Beauty is Real. Beauty is Unreal.
Written by Jori Sackin
Images by Lauren Thurman King
There is jewelry that is dainty, that pulls you into its intricate scale. Your head bends to its level. Your eyes open, and for a moment, your gaze is transfixed. It gives you a taste of its brilliance from afar, so as to pique your interest, but upon closer inspection, it transforms from a sparkle of light, to a tiny world of complex dimensionality. In this way, jewelry mimics the sexual drama that men and women play with each other. We want to be noticed, but we don't want to appear as if we want to be noticed. We pull people into our own intimate scale, to show them our brilliance, that we hope, is as exquisite as the ring we wear on our finger.
Erica Voetsch's "Sterling Silver Gloves" are not dainty. They do not try to pull you in with a passive beauty. They do not wait to be admired, rather they have an aggressive armor-like quality, one that draws you in with the wonder, not of what detail they might contain, but of what they might do to you. These gloves could just as easily participate in the Aztec ritual of pulling a beating heart out of a persons chest (see Indian Jones and the Temple of Doom) as they could be seen casually clutching a wine glass at a swanky rooftop party.
Jewelry is social armor. We suit up to go out. This armor can be protective (wedding rings shield us from unwanted advances) or it can act as a talisman, an object we use to feel beautiful, important, rich, powerful, calm, sexy, protected. Standing in the crowd at a rooftop party, we might scan the faces, the body language. We may feel small, lost, overwhelmed, as we enter the swarm of stares, judgements and off handed comments, the mass of moving bodies and smiling mouths. Having a ring, one of personal significance, that we can touch, twist, look down to, helps re-establish our sense of self. It gives us an object we project ourselves onto, so in these moments, it can project something back.

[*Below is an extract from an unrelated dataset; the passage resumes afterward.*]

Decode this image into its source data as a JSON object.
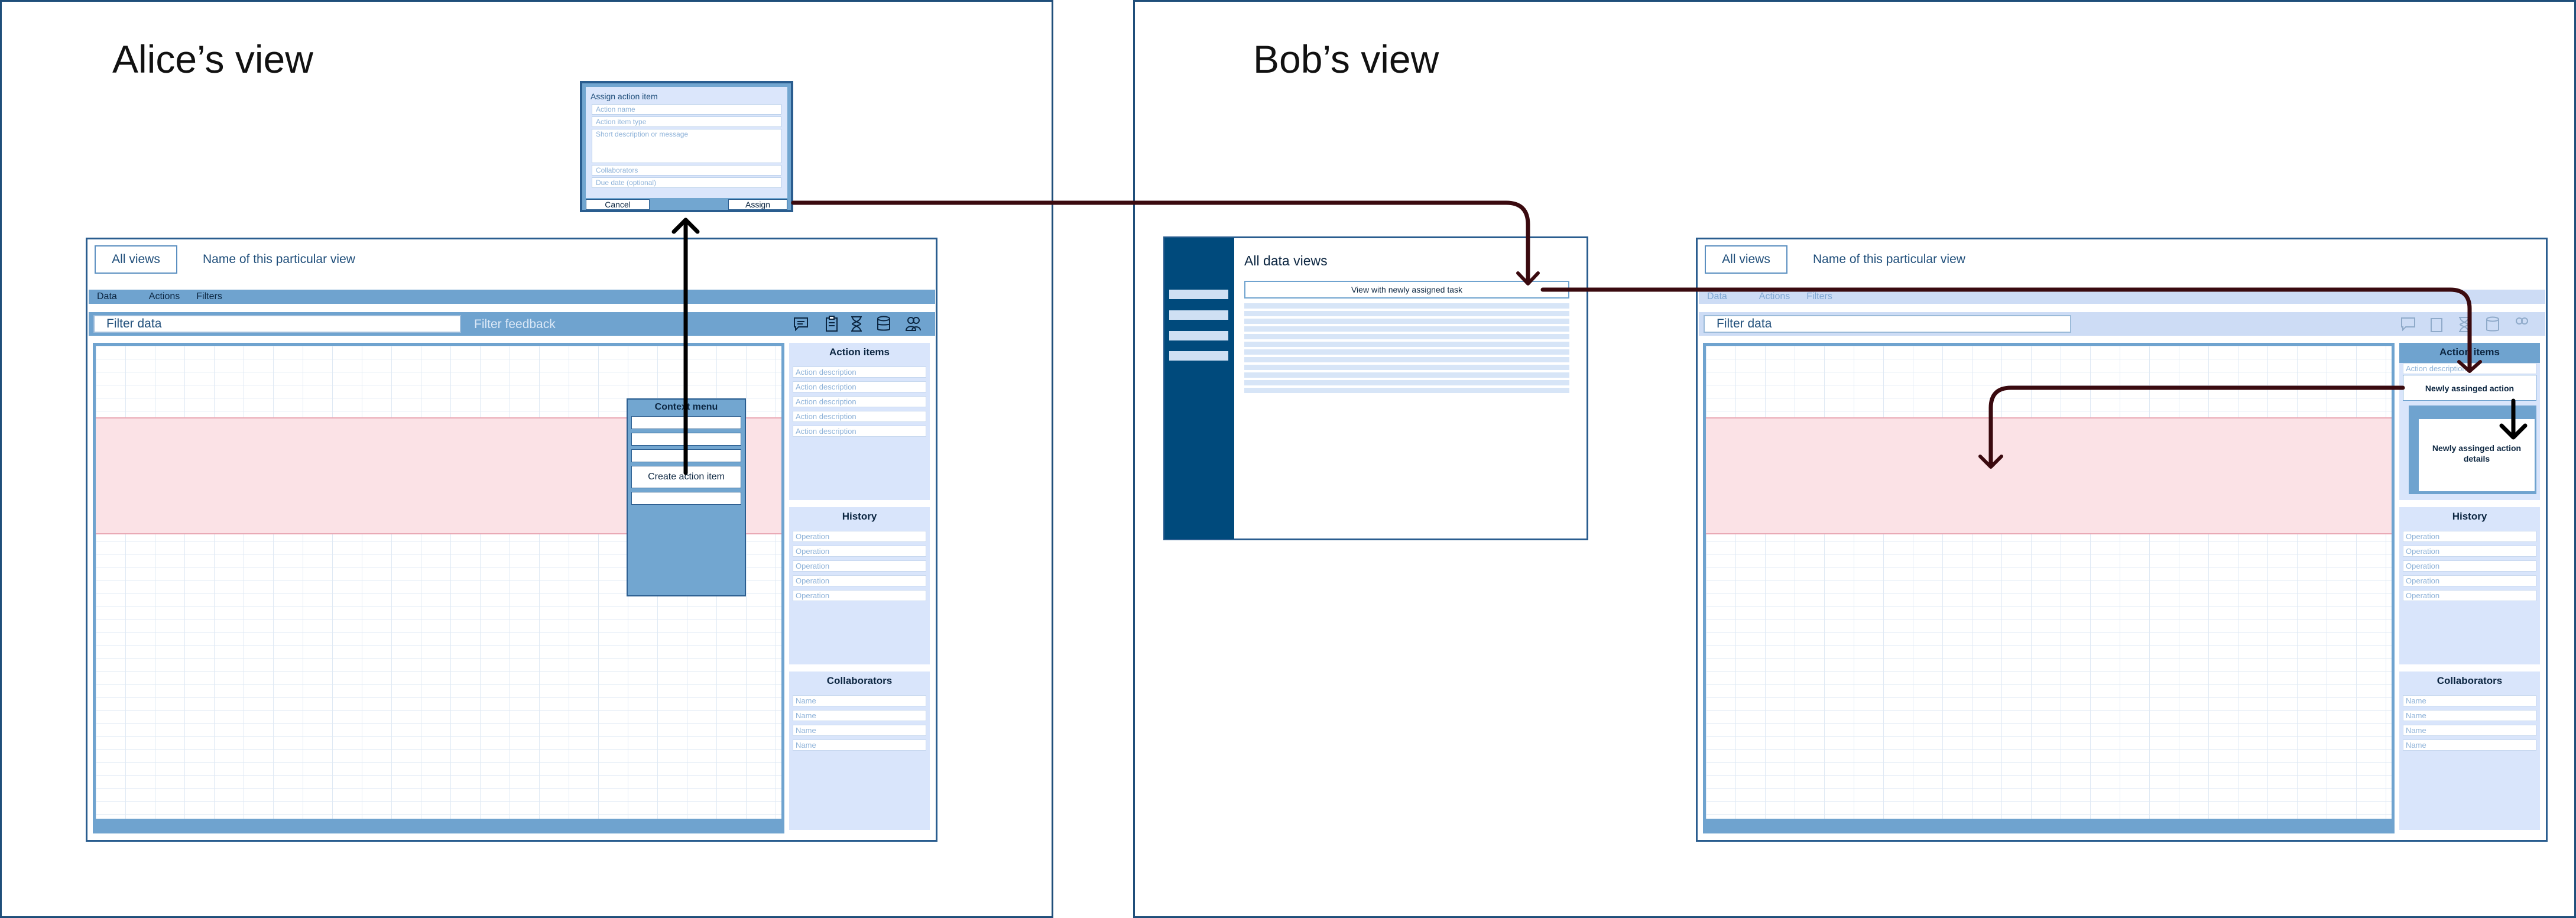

Erica's "Sterling Silver Gloves" project back a sense, not of daintiness, but of fragility. There is sensitivity to the joints of construction that are reminiscent of leg braces. That the joints themselves are highlighted is an acknowledgement of utility, of jewelry actually having a physical purpose (it bends with the finger) and at the same time, a recognition that something can be both fragile and aggressive. Up close these gloves look fragile, so much so, that you hesitate to pick them up. There is a visceral bodily reaction of handling something precious, and yet, if you saw a woman wearing these at a party, fragility would be the last thing you would think of. This mirrors the complex social positioning of wanting to be perceived as tough, dangerous, exotic, but when encountered in the more intimate setting, the actual mechanics of the persona might bend with the slightest pressure in the wrong direction, or they could be "tough as nails". You never know until you push and find out.
There is a similar exposing of utility in the silver nail rings. I grew up in the era when Lee Press On Nail commercials ran non-stop during the day. They made it easy for women to have the long nails they desired, but also presented them with the dilemma of confronting their own artificiality. A woman with real nails, was somehow different, possibly better, than a woman who pressed fake plastic nails onto her fingertips. The same can be said for fake hair, fake eyelashes, fake anything you can think of. Our adornments confer value upon us. We wear expensive stuff so that we feel expensive, and so, when we wear something cheap, something artificial, we may feel that faux cheapness start to sink in.
It seems when it comes to beauty we are faced with the choice between plain authenticity or exaggerated adornment. On one side you get to claim naturalness, and on the other, you get the drama, the excitement, the imaginative playfulness of creating something completely made up. Erica's nail rings, circumvent this decison by highlighting the falsity of the faux nail. We no longer have to try and pretend to be natural, to pass a fake nail as a real nail, because we recognize the absurdity of our situation. A plain naturalness is just as easily made up as an exaggerated playfulness. In knowing this, we no longer have to decide between the two. We can embrace the falseness, the costume nature of our social personas, and thus, in Erica's jewlery, the armature of the nail, the falsity of it, becomes a simple silver ring that wraps around the finger for all to see.
The final picture that Erica sent me encapsulates all the things I've mentioned into one image. We get the aggressiveness of the hands threateningly holding a knife, yet it is posed against a soft comforting white fur. Here, the Sterling Silver Gloves resemble brass knuckles, but they are melty and thin and expose the nakedness of the rest of the hand. The studded thumb piece juts out at us, but has a hole exactly in the spot where you wouldn't want one if you were using it for protection. The knife is held against the hair as if it means to cut it, but you can tell by the pressure and by the way it is held, that it will not. It is a mixed message of an intentionally displayed fragility, one that is aware of the falsity of its own design, and yet, there is something romantic about it, not just because the knife is adorned with a tiny heart, and not just because the aggressive gesture is self inflicting. It is an acknowledgment of the precarious positions we put ourselves in when it comes to love, of the affected ways we seek to distort ourselves in order to remain true to the idealizations of who we are. It oozes the sensuality and excess of these moments, when we stop trying to be "natural" and discover the beauty of the real unreal.